Directions - Copy out each line of the data below in which the string "icon" appears.

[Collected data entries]
/---

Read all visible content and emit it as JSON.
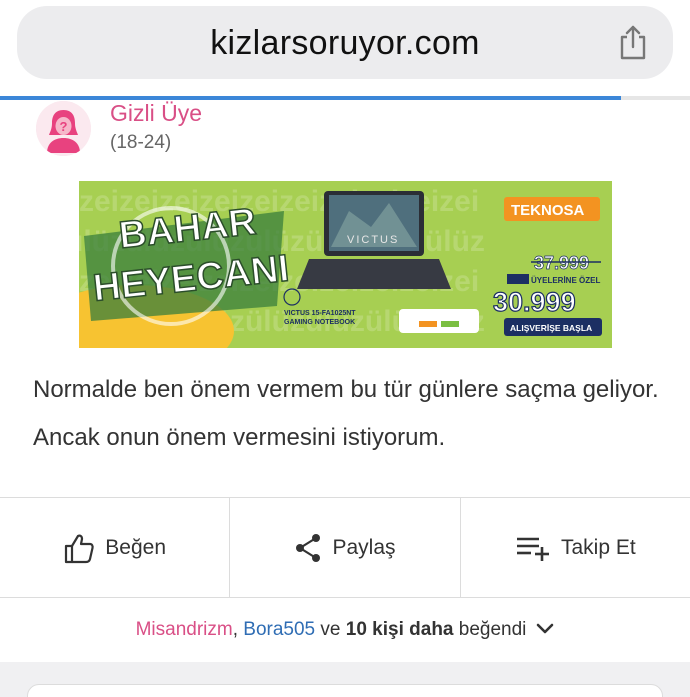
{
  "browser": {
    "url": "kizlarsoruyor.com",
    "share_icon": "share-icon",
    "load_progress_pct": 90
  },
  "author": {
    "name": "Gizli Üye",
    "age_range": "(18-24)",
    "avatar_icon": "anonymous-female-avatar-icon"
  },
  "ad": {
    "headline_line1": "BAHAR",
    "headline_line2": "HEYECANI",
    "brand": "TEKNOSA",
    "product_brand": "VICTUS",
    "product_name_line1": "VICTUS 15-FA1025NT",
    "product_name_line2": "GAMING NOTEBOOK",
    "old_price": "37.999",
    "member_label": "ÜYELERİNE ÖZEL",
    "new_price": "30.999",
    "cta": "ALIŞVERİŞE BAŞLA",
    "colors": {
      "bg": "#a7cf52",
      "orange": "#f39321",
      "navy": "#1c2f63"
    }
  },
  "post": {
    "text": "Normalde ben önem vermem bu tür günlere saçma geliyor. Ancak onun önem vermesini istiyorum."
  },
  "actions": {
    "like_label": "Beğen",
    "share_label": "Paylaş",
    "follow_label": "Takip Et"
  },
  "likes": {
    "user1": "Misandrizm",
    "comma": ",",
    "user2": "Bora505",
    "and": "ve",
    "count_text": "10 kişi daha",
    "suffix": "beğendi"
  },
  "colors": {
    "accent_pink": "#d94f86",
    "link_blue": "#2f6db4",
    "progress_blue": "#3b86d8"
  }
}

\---

Answer -
    "share_icon": "share-icon",
    "avatar_icon": "anonymous-female-avatar-icon"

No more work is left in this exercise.